Reposted from www.commonwealmagazine.org/blind-spots-1
In late 2015, a few months after it happened, I found myself on the phone with Kathleen McChesney, a retired FBI agent. She’d begun her career in the 1970s by helping catch the serial killer Ted Bundy, later rising to hold the third-most-senior position in the Bureau. In 2002, after news of clerical sex abuse and cover-up in Boston, the United States Conference of Catholic Bishops appointed her to establish and lead its Office of Child and Youth Protection. A prominent author, consultant, and expert on clerical sex abuse, McChesney had offered to listen to my story in order to help me determine the best way of moving forward.
Admittedly, in my case, her high-profile background seemed like overkill. But I did feel I needed serious professional advice. For most of 2015, I’d been a postulant with a monastic community in Italy. My novice master, a priest in his late thirties, had psychologically abused me for months before making sexual advances on me. I was twenty-nine at the time (I’m thirty-three now). While I managed to defend myself and escape, I felt the need for an institutional response to what had happened. I’d asked to speak with McChesney in order to find out what my options were.
McChesney heard me out, listening patiently as I narrated the events leading up to the abuse, beginning with my arrival at the monastery in late December 2014 and concluding with my departure in late October 2015. At the points where I thought the most awful affronts had been committed (Can you believe he did this? And that the community did nothing?), she would slow me down, asking a series of short questions that soon became a kind of refrain: Were there children present at the monastery? Or in the guesthouse? Did you ever see your novice master interacting with them? No, I would respond, before continuing with my story.
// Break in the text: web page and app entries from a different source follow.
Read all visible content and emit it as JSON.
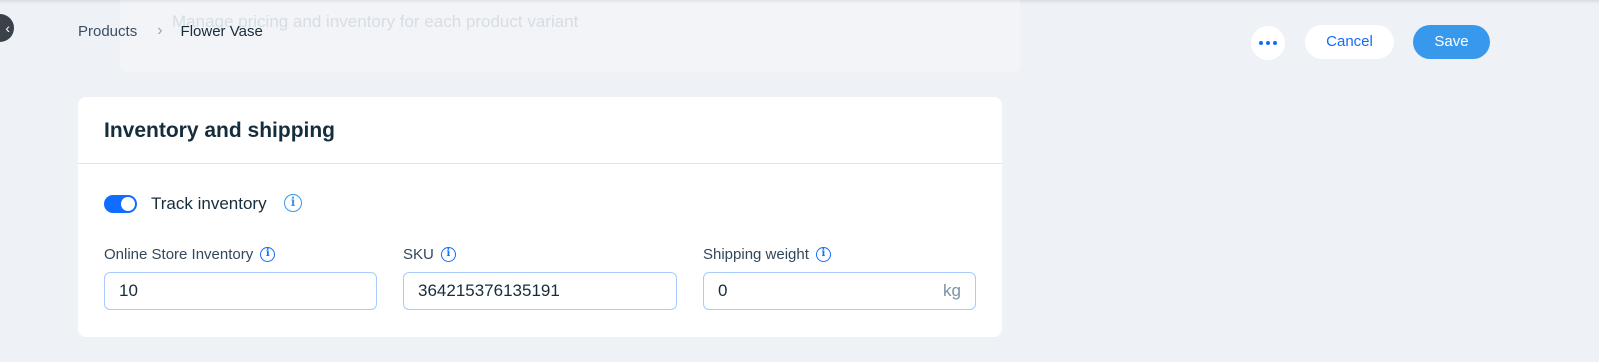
{
  "background_text": "Manage pricing and inventory for each product variant",
  "breadcrumb": {
    "parent": "Products",
    "separator": "›",
    "current": "Flower Vase"
  },
  "actions": {
    "more_icon": "more-horizontal-icon",
    "cancel_label": "Cancel",
    "save_label": "Save"
  },
  "card": {
    "title": "Inventory and shipping",
    "track_inventory": {
      "label": "Track inventory",
      "enabled": true
    },
    "fields": {
      "inventory": {
        "label": "Online Store Inventory",
        "value": "10"
      },
      "sku": {
        "label": "SKU",
        "value": "364215376135191"
      },
      "weight": {
        "label": "Shipping weight",
        "value": "0",
        "unit": "kg"
      }
    }
  },
  "colors": {
    "accent": "#116dff",
    "save_button": "#3899ec",
    "page_background": "#eef1f6"
  }
}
After about an hour, McChesney gently informed me that based on what I’d said, nothing illegal had occurred. It was what investigators call “adult misconduct”—harrowing and distressing behavior, to be sure, but not against the law.